* What the task asks:
Whenever "JSON" appears in a line of the entries below, that line counts; give the total only.

* Given records:
————
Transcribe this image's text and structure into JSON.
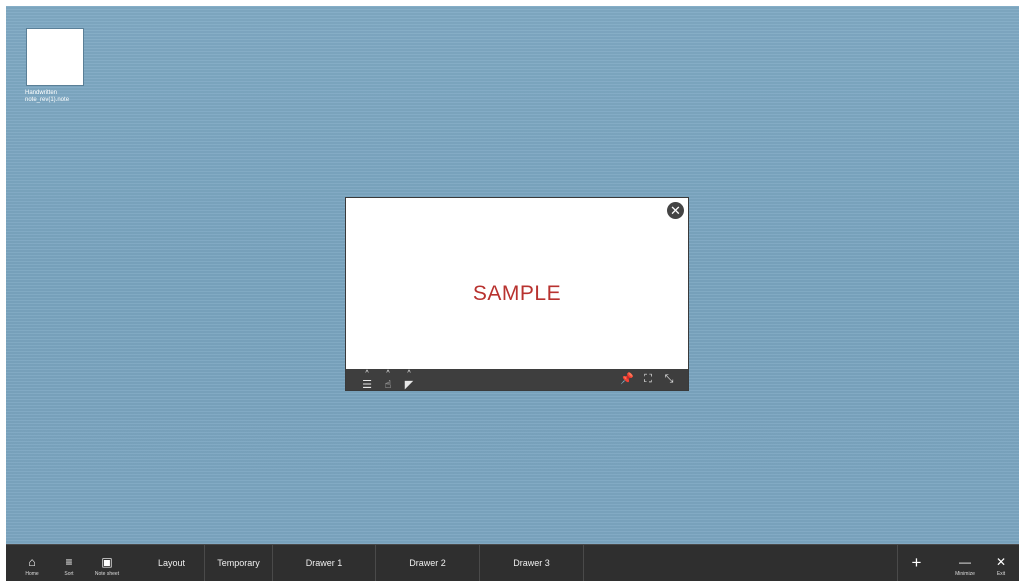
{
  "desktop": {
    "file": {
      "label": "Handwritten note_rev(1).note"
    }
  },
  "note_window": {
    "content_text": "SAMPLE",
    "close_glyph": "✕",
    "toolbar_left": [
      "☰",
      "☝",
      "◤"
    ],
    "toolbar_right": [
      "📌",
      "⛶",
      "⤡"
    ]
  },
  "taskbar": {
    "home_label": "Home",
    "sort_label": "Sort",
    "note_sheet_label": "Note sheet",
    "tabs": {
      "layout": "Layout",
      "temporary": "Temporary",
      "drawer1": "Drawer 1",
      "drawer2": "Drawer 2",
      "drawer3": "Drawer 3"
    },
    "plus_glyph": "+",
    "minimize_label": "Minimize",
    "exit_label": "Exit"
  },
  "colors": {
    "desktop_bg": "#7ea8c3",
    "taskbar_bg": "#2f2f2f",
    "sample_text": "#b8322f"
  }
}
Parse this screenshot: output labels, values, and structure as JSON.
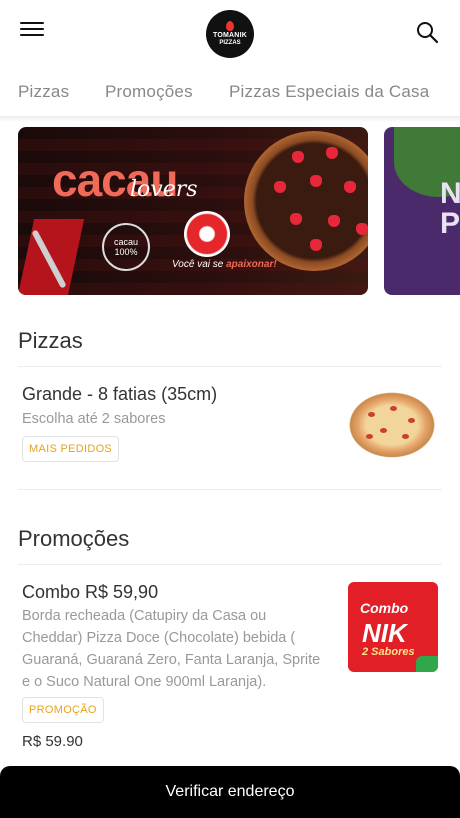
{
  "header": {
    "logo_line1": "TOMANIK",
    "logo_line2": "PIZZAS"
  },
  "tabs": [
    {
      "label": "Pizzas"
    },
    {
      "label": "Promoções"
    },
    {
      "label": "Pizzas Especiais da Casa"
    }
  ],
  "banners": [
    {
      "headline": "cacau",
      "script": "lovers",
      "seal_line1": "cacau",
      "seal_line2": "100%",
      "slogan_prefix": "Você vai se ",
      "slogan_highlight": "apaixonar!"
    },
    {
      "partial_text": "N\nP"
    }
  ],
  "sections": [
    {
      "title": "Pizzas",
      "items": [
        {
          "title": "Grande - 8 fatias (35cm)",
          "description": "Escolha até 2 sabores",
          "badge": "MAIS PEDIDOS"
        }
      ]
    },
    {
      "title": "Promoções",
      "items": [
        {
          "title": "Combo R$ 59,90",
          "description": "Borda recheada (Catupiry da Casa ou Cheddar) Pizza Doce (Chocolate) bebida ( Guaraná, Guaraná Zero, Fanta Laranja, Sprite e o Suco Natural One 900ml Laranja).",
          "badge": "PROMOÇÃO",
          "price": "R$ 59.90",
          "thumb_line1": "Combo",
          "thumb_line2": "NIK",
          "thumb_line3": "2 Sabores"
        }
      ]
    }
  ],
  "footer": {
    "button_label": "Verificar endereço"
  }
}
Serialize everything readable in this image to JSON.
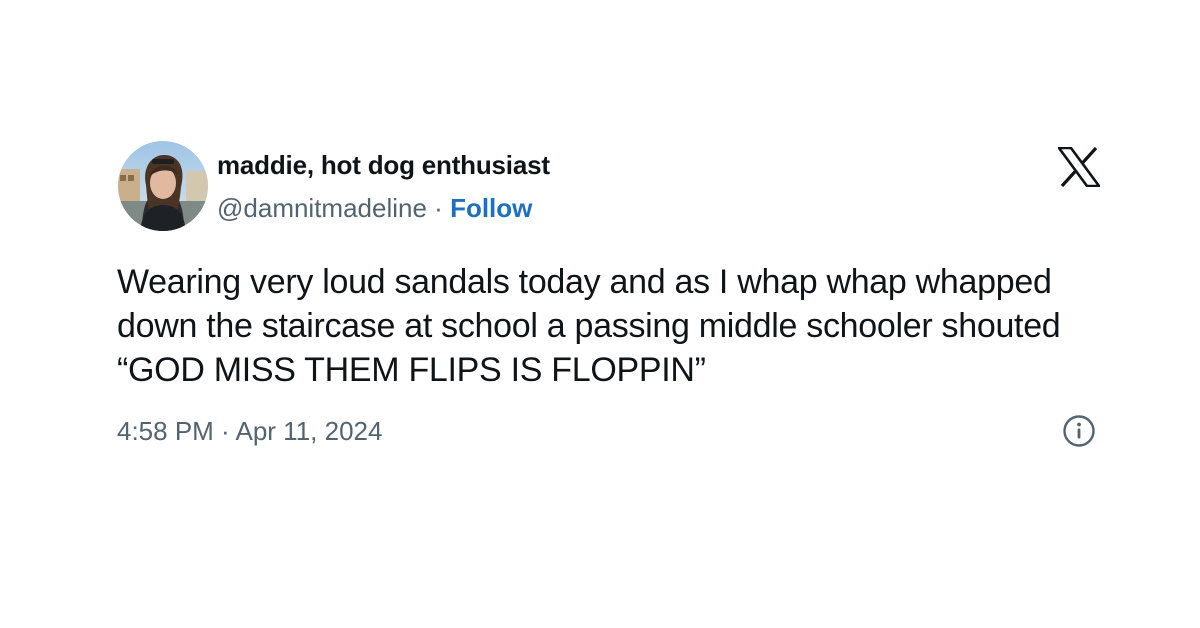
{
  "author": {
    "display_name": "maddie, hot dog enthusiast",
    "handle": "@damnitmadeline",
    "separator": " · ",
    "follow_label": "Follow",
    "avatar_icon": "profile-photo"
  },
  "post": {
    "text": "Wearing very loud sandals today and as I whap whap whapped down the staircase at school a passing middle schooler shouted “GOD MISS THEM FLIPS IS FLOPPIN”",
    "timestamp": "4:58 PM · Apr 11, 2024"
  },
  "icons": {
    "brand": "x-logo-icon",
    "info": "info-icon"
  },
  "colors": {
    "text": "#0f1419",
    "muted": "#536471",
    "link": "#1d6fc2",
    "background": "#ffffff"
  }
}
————
* Exercise output:
3